Life history and behaviour

Olive ridley turtle sub-adult. Photo: Col Limpus (EHP)

Olive ridley turtle sub-adult. Photo: Col Limpus (EHP)

No large rookeries of olive ridley turtles have been recorded in Australia. Olive ridley turtles nest all year round, although most nesting occurs during the dry season from April to November. Females lay on average 109 large round, parchment-shelled eggs. Hatchlings emerge from the nests about two months after laying.

Threatening processes

All marine turtle species are experiencing serious threats to their survival. The main threats to the olive ridley turtles are climate change, marine debris entanglement and terrestrial predation of eggs and hatchlings (Cape York population). Other threats include domestic fisheries bycatch and chemical and terrestrial discharge (Northern Territory population).

Recovery actions

A national Recovery plan for marine turtles in Australia exists and identifies the management actions necessary to recover marine turtle species in Australia.

Management to conserve this species include:
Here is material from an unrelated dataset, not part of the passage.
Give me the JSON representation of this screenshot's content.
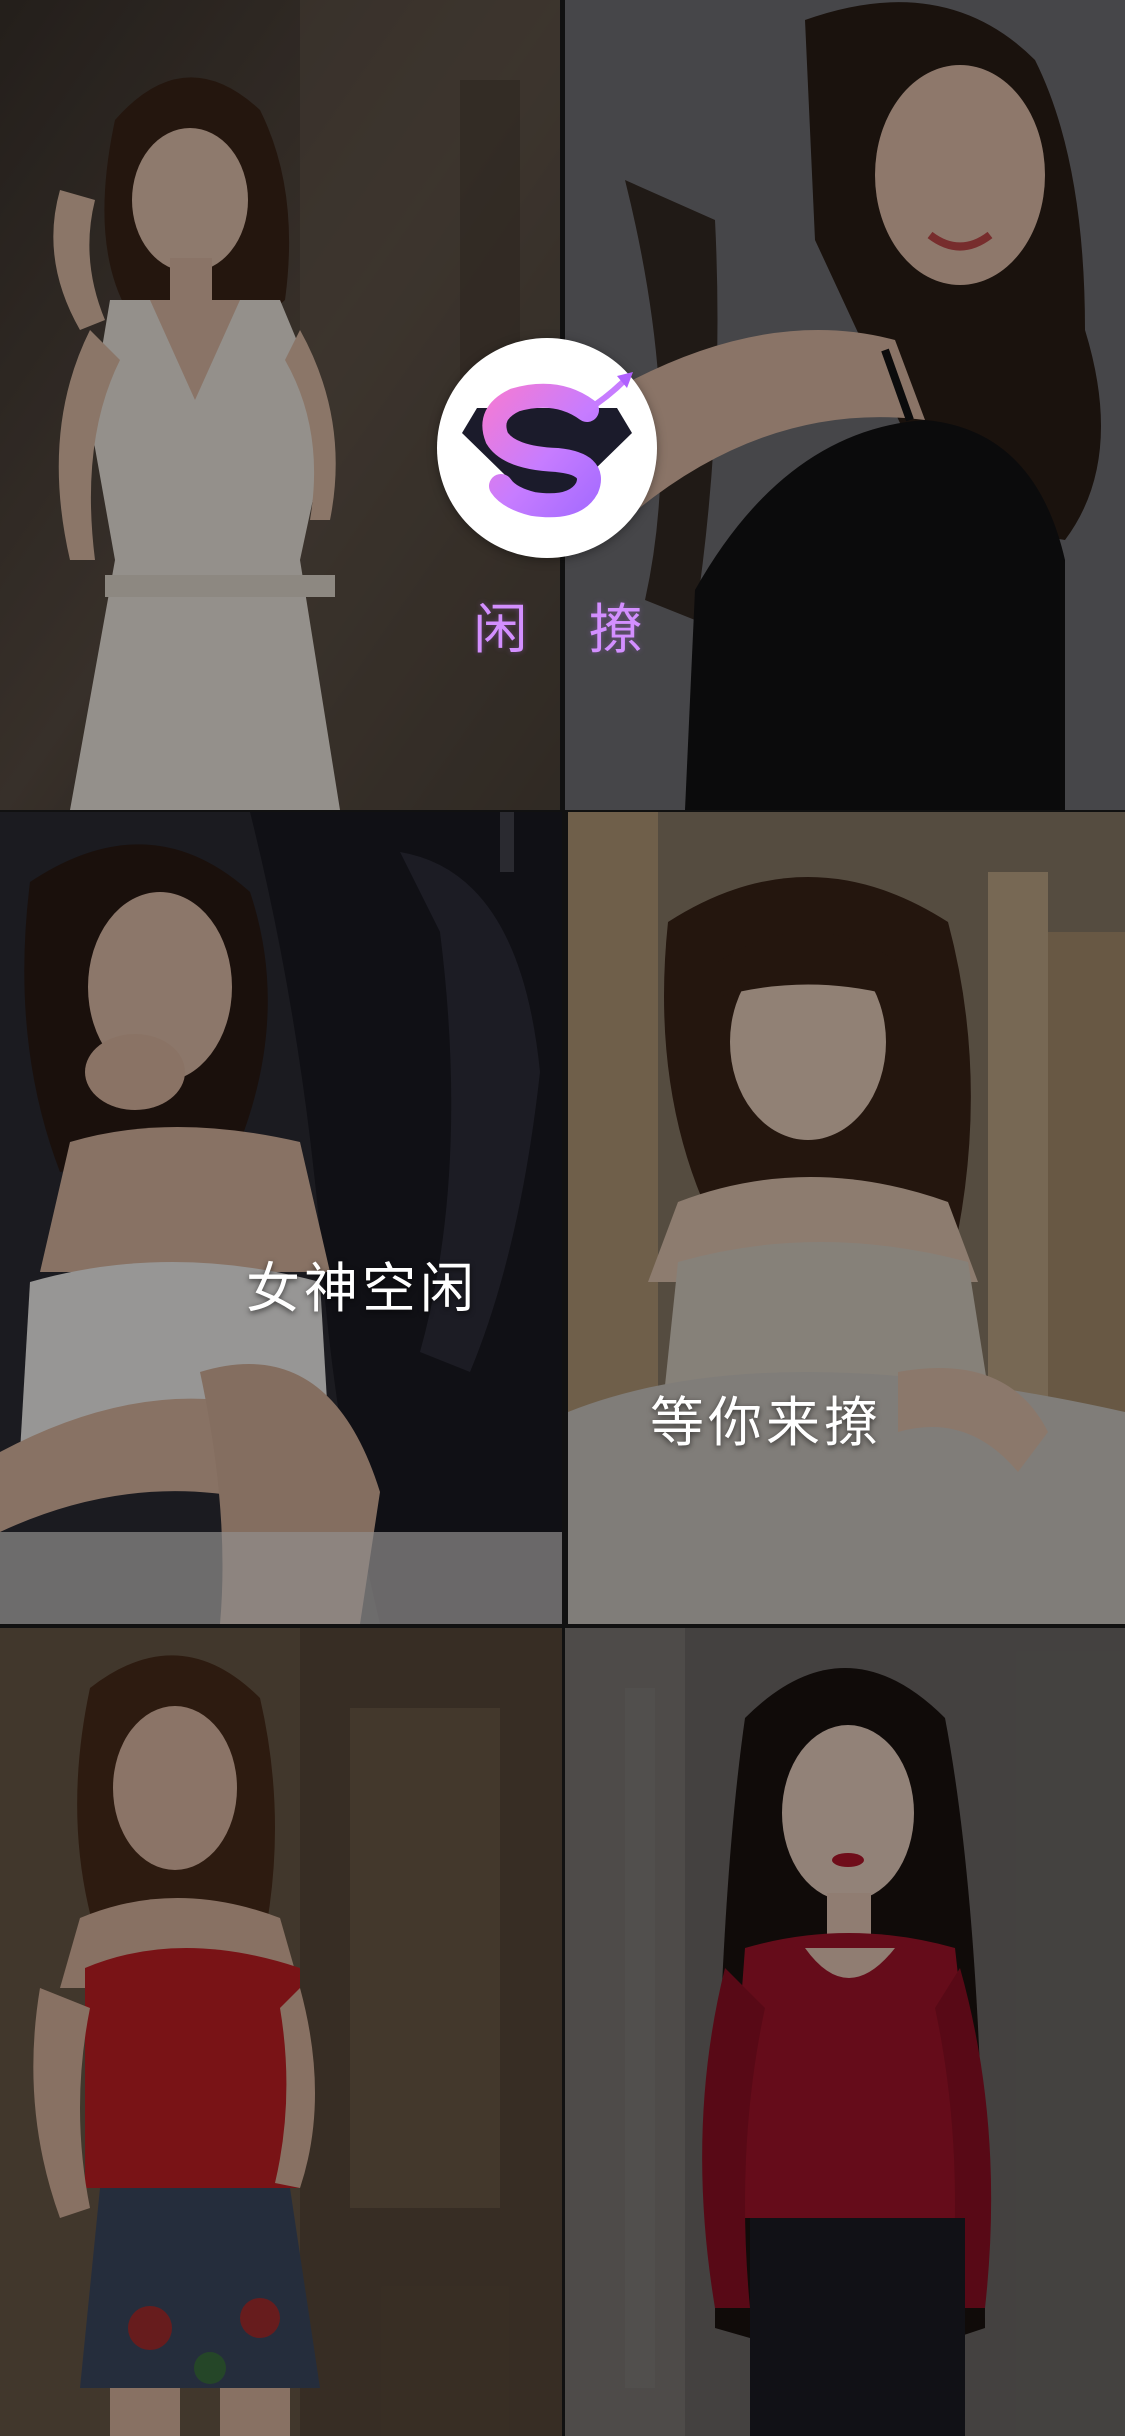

  • Reduce the impacts from marine debris through improved source reduction, collection and management – particularly ghost nets.
  • Minimise chemical and terrestrial discharge through best practice industrial, urban and agricultural run-off and stormwater management
  • Reduce impacts of terrestrial predation through targeted predator control programs
  • Reduce domestic fisheries bycatch through best practice and continued innovation of turtle bycatch mitigation in all Australian fisheries.
  • Invest in climate change research and monitoring programs to assist adaptive management of likely climate change impacts.

How you can help

You can help this species by:

  • Report sick, injured, dead and/or tagged marine turtles to the RSPCA Qld on 1300 ANIMAL (1300 264 625). A Queensland Government officer in the relevant region will be contacted with your information and will determine the appropriate response.
  • Remember that rubbish you throw away can find its way to the sea, where turtles can mistake things such as plastic bags for jellyfish. Plastic swallowed by mistake can cause blockages of the stomach and intestines of marine animals such as turtles.
  • Follow the regulations relating to "go slow areas for turtles and dugong" including operating vessels off the plane and not undertaking motorised water sports. Many turtles are struck by propellers of speeding boats and this can cause injury and death.
  • Be careful not to damage seagrass by careless anchoring or operating of a vessel in shallow water where boat wash or propeller damage can occur.
  • Take care when fishing. Don't leave behind discarded fishing lines and don't use stainless steel hooks.
  • Check crab pots regularly. Set your pots to avoid loose rope floating about in the water and ensure your pot entrances are not large enough to trap a turtle. Familiarise yourself with the guidelines on how to make a new crab pot, or learn how to correctly modify an existing one
  • Pick up marine debris from the beach and waterways and report ghost nets to your local ranger.

Related information

Carpentaria Ghost Net Programme

Department of the Environment and Energy (DOEE) 2017. Recovery plan for marine turtles in Australia. DOEE, Canberra.

Department of the Environment and Energy (DOEE) 2017. Lepidochelys olivacea, Olive Ridley turtle (Pacific Ridley turtle): in Species Profile and Threats Database. DOEE Canberra.

Limpus, C. J. (2008). A Biological Review of Australian Marine Turtles. 4. Olive Ridley Turtle Lepidochelys Olivacea (Eschcholtz). (Queensland Government Environmental Protection Agency: Brisbane.)

Queensland Parks and Wildlife Service 2016. Queensland Marine Turtle Field Guide. Department of National Parks, Sport and Racing, Brisbane.

Last updated
17 July 2017